Let us leave the shops of the workers and pass on. As we wonder about we find many churches and chapels; and perhaps we come after a while to a great "cathedral" or bishop's church, rearing its lofty roof to the sky. No pains have been spared to make this as grand and imposing as possible; and we gaze upon its great height with awe, and wonder at the marvelously quaint and clever patterns in which the stone is carved.

We leave this also after a time; and then we come to the "belfrey" or town-hall. This is the real center of the life of the city. Here is the strong square tower, like the "donjon" of a castle, where the townsmen may make their last stand in case an enemy succeeds in entering their walls, and they cannot beat him back in their narrow streets.

On top of the tower is the bell, with watchmen always on the lookout to give the signal in case of fire or danger. The bell is also used for more peaceful purposes, as it gives the signal each morning and evening for the workmen all over the city to begin and to quit work; and it also summons the citizens from time to time, to public meetings.
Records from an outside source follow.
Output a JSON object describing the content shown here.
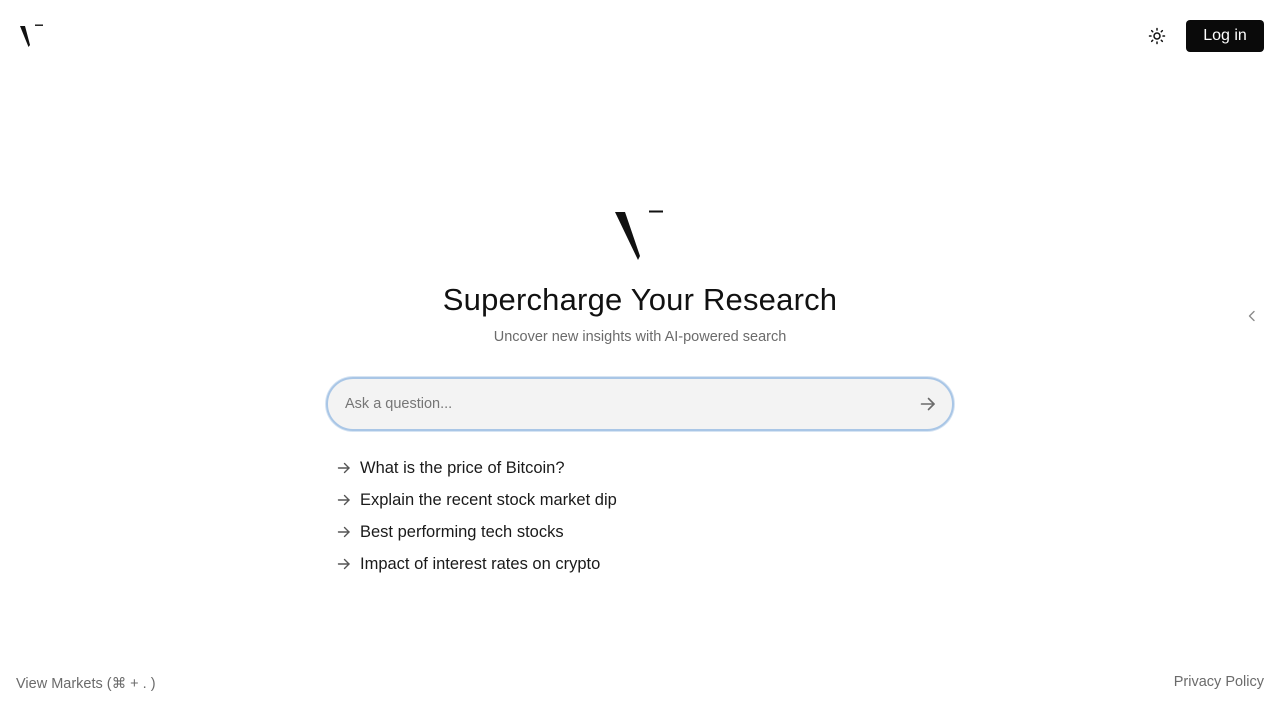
{
  "header": {
    "logo_icon": "v-logo-icon",
    "theme_icon": "sun-icon",
    "login_label": "Log in"
  },
  "hero": {
    "logo_icon": "v-logo-icon",
    "title": "Supercharge Your Research",
    "subtitle": "Uncover new insights with AI-powered search"
  },
  "sidebar_toggle": {
    "icon": "chevron-left-icon"
  },
  "search": {
    "value": "",
    "placeholder": "Ask a question...",
    "submit_icon": "arrow-right-icon"
  },
  "suggestions": [
    {
      "label": "What is the price of Bitcoin?",
      "icon": "arrow-right-icon"
    },
    {
      "label": "Explain the recent stock market dip",
      "icon": "arrow-right-icon"
    },
    {
      "label": "Best performing tech stocks",
      "icon": "arrow-right-icon"
    },
    {
      "label": "Impact of interest rates on crypto",
      "icon": "arrow-right-icon"
    }
  ],
  "footer": {
    "markets_label": "View Markets (⌘ + . )",
    "privacy_label": "Privacy Policy"
  },
  "colors": {
    "accent_border": "#a9c6e6",
    "button_bg": "#0a0a0a",
    "muted_text": "#6b6b6b"
  }
}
Also every night at eight or nine o'clock, it sounds the "curfew" (French couvre feu, "cover fire") as a signal to cover the fire with ashes and cease the day's labors.

Within the tower are dungeons for prisoners, and meeting rooms for the rulers of the city. There also are strong rooms where the city money is kept, together with the city seal. Lastly there is the charter which gives the city its liberties; this is the most precious of all the city possessions.

Even in ordinary times the city presents a bustling, busy appearance. If it is a city which holds a fair once or twice a year, what shall we say of it then? For several weeks at such times the city is one vast store. Strange merchants come from all parts of the land and set up their booths and stalls along the streets, and the city shops are crowded with goods. For miles about the people throng in to buy the things they need.

Thirteenth century fair


Above is a picture of the streets of a city during fair-time in the thirteenth century. In the middle of the picture we see a townsman and his wife returning home after making their purchases. Behind them are a knight and his attendant, on horseback, picking their way through the crowd. On the right hand side of the street is the shop of a cloth merchant; and we see the merchant and his wife showing goods to customers, while workmen are unpacking a box in the street. Next door is a tavern, with its sign hung out; and near this we see a cross which some pious person has erected at the street corner. On the left-hand side of the street we see a cripple begging for alms. Back of him is another cloth-merchant's shop; and next to this is a money-changer's table, where a group of people are having money weighed to see that there is no cheating in the payment. Beyond this is an elevated stage, on which a company of tumblers and jugglers are performing, with a crowd of people about them. In the background we see some tall-roofed houses, topped with turrets, and beyond these we can just make out the spire of a church rising to the sky.

This is indeed a busy scene; and it is a picture which we may carry away with us. It well shows the energy and the activity which, during the later Middle Ages, made the towns the starting place for so many important movements.